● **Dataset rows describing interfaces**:
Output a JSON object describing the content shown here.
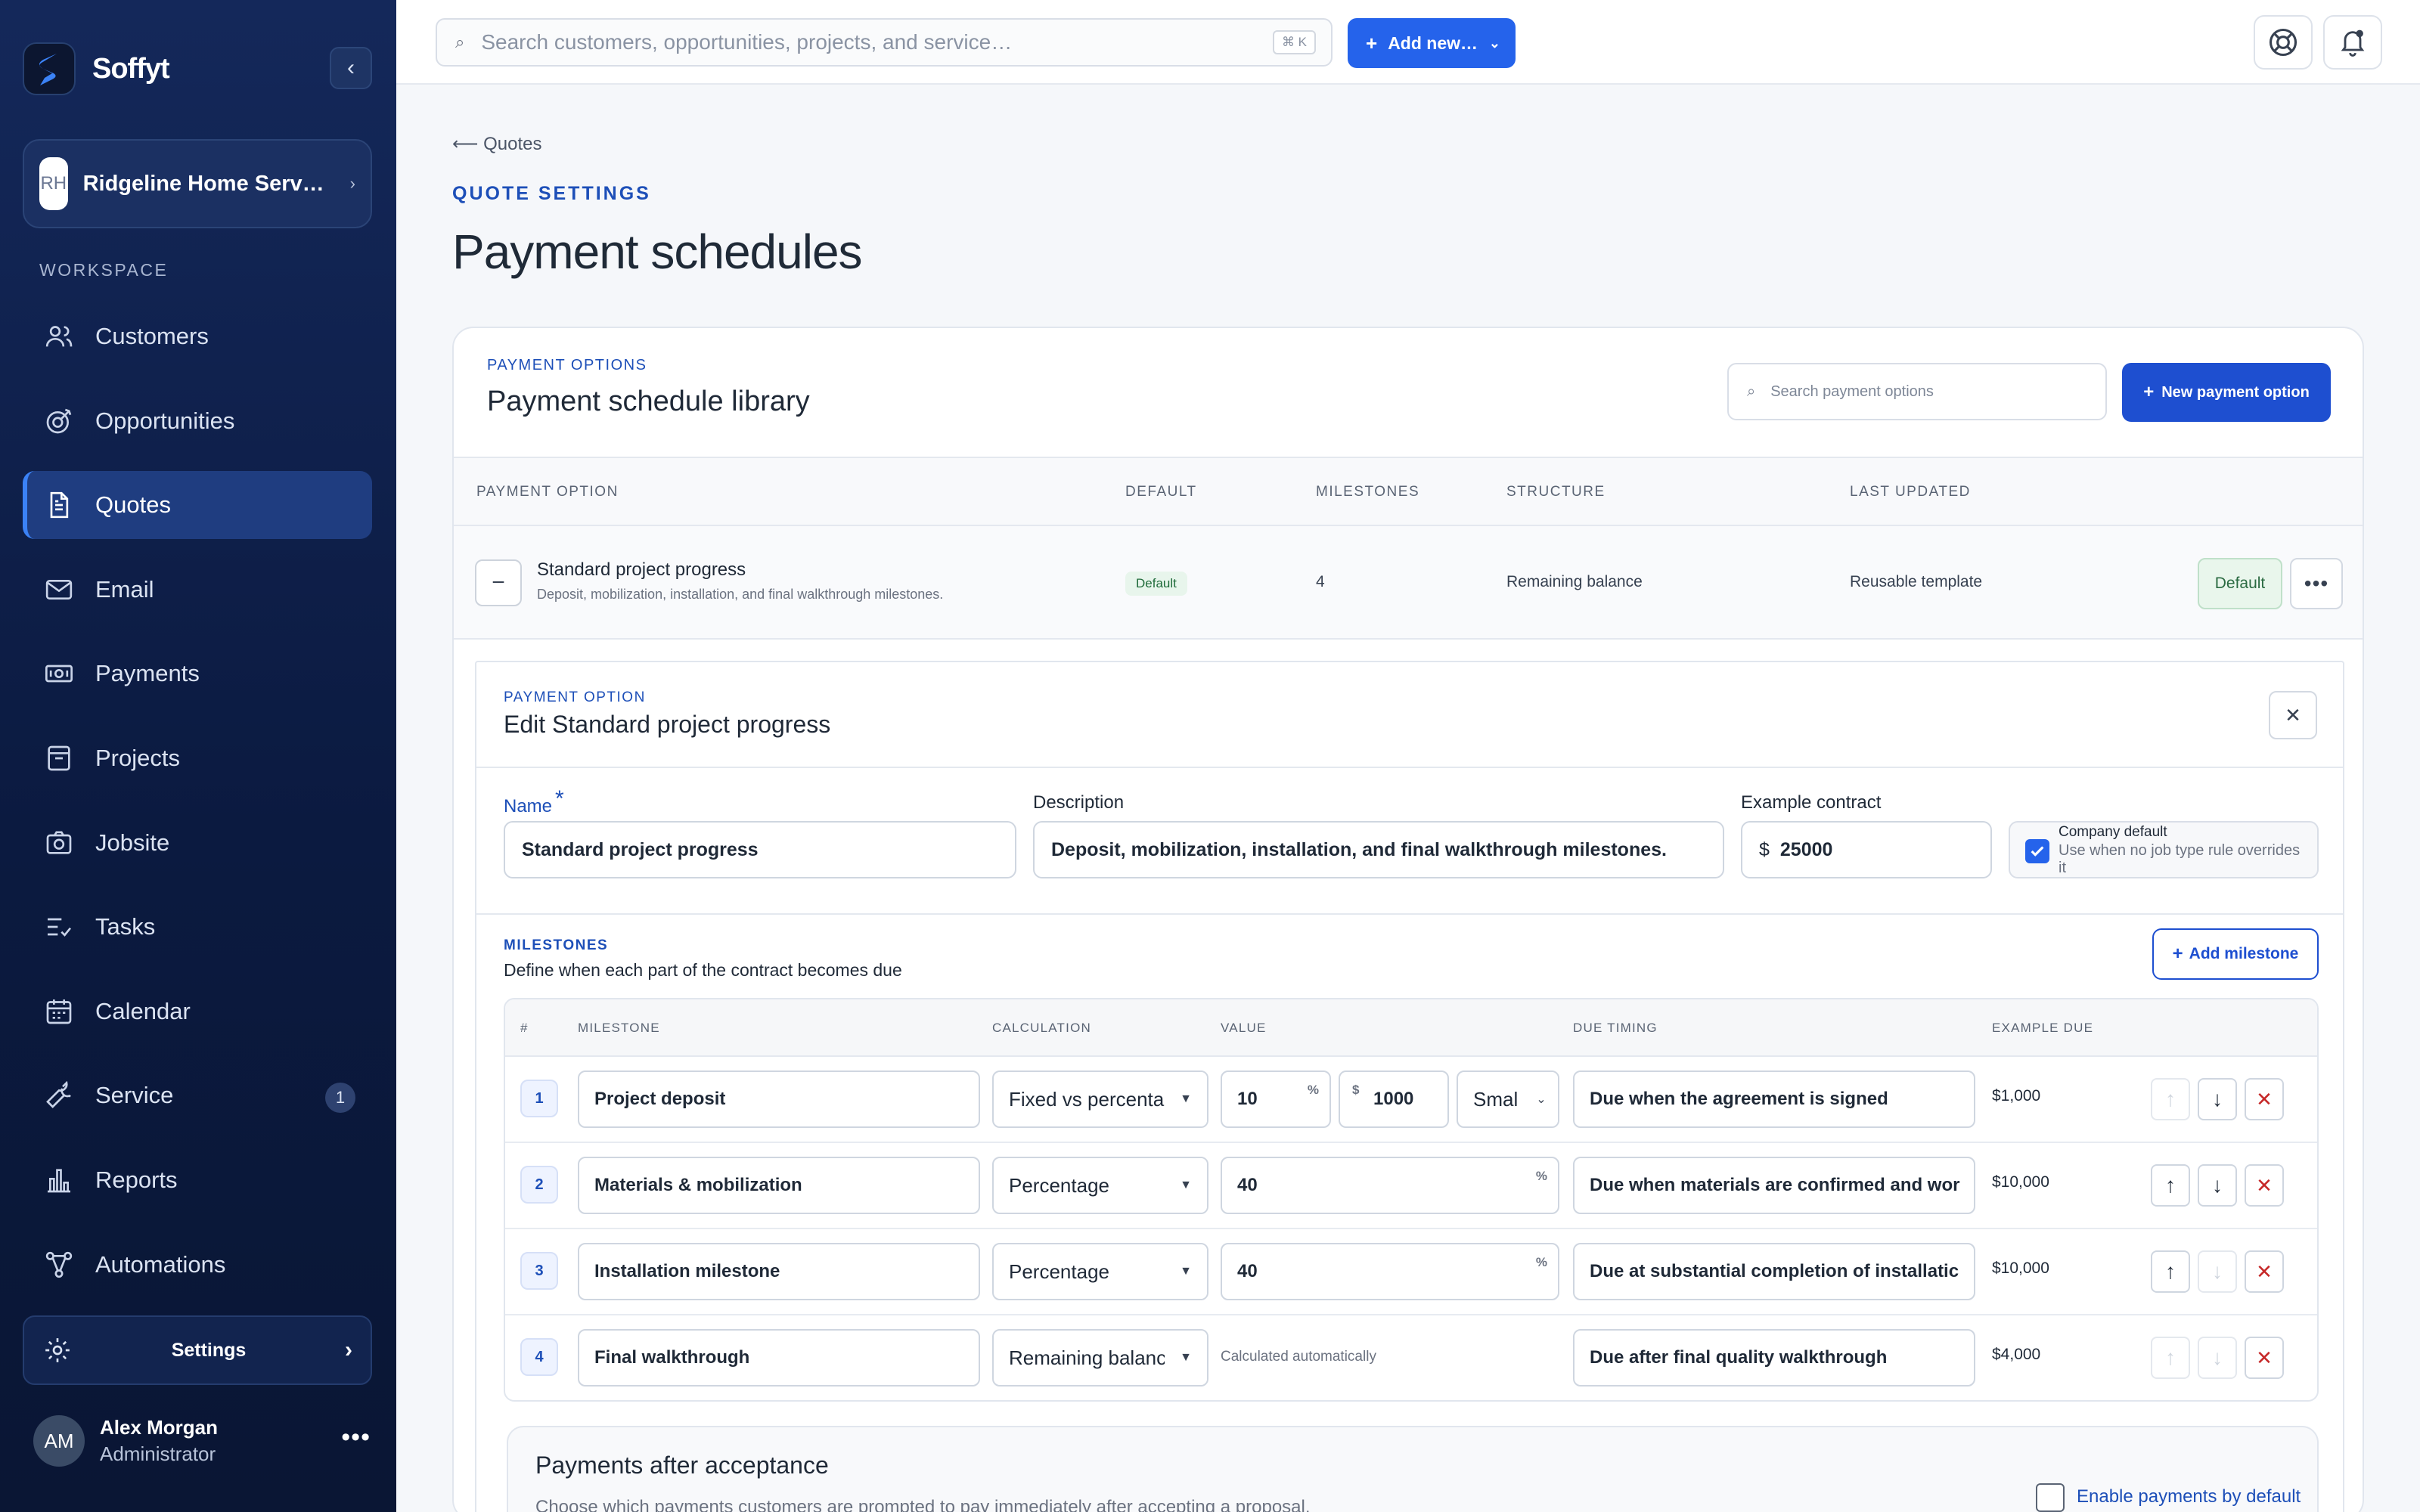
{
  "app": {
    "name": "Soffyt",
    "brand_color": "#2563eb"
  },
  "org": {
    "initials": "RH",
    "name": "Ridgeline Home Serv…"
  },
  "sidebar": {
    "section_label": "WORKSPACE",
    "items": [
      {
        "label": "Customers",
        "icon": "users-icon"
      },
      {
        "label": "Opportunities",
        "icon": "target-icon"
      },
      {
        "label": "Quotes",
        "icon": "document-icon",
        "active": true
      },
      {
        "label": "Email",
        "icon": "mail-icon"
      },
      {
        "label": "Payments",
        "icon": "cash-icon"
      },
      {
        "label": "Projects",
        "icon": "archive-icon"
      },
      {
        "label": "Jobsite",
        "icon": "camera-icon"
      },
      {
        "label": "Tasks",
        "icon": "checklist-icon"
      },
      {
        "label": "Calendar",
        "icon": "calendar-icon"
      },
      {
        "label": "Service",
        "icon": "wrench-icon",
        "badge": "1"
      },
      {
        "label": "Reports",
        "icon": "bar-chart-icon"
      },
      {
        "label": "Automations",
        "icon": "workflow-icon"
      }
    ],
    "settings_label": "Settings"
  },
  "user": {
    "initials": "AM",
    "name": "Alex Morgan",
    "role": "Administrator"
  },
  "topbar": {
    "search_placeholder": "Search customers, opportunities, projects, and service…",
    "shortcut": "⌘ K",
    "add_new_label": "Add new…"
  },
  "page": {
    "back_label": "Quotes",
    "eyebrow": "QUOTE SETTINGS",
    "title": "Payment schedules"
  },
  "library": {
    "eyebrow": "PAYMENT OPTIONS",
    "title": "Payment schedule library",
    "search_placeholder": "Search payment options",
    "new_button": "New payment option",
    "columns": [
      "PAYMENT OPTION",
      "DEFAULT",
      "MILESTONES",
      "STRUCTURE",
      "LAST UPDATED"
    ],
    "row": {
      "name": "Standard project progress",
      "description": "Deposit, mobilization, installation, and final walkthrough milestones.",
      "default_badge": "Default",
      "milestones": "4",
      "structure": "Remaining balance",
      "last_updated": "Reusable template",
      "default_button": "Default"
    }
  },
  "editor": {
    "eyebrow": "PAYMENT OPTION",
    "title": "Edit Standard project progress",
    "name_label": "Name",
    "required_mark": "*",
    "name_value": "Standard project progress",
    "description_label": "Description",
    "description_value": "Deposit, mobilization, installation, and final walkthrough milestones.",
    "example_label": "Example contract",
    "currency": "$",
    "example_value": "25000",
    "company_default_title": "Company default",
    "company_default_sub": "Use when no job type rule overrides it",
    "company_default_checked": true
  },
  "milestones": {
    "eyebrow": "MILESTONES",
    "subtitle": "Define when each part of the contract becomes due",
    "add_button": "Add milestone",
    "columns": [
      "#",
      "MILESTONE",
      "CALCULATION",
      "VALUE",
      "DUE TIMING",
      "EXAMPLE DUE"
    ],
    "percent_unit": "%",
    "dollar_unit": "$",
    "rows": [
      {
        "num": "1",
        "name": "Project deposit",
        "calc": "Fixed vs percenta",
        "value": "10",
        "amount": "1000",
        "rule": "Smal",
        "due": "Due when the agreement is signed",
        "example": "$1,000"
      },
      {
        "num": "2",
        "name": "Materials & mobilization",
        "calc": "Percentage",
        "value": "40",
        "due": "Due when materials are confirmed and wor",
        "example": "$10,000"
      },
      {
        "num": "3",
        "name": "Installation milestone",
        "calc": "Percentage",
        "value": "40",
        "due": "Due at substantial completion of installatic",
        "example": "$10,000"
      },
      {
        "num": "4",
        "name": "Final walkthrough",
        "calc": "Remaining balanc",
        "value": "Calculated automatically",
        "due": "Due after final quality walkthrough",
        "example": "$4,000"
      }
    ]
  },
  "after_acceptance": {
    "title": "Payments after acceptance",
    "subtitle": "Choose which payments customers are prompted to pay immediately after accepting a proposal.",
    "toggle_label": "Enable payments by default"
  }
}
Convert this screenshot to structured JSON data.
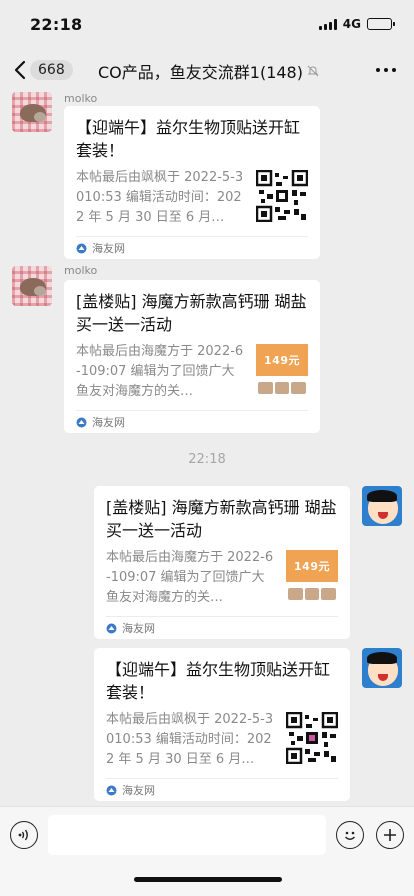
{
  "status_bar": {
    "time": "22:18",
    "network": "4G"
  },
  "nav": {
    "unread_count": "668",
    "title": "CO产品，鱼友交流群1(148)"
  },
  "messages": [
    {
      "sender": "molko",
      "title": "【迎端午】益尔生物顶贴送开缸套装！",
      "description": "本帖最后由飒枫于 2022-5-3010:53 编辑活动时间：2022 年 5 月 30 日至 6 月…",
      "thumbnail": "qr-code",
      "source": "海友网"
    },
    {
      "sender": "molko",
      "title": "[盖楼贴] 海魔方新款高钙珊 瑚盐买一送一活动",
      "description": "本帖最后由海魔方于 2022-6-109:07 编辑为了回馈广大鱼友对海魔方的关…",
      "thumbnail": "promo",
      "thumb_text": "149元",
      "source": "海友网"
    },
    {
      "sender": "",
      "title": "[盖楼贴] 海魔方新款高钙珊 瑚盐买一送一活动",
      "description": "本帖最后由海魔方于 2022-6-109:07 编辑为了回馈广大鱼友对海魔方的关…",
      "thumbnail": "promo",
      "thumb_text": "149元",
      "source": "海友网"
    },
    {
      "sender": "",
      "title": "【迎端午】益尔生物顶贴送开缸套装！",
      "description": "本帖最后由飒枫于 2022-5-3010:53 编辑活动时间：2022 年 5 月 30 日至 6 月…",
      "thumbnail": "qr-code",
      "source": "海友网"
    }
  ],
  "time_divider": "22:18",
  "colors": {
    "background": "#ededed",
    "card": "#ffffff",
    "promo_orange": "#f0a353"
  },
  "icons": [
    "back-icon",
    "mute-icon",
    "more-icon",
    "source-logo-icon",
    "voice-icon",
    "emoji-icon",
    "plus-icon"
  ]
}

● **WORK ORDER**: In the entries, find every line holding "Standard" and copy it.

● **RESULT**:
      "name": "Standard project progress",
    "title": "Edit Standard project progress",
    "name_value": "Standard project progress",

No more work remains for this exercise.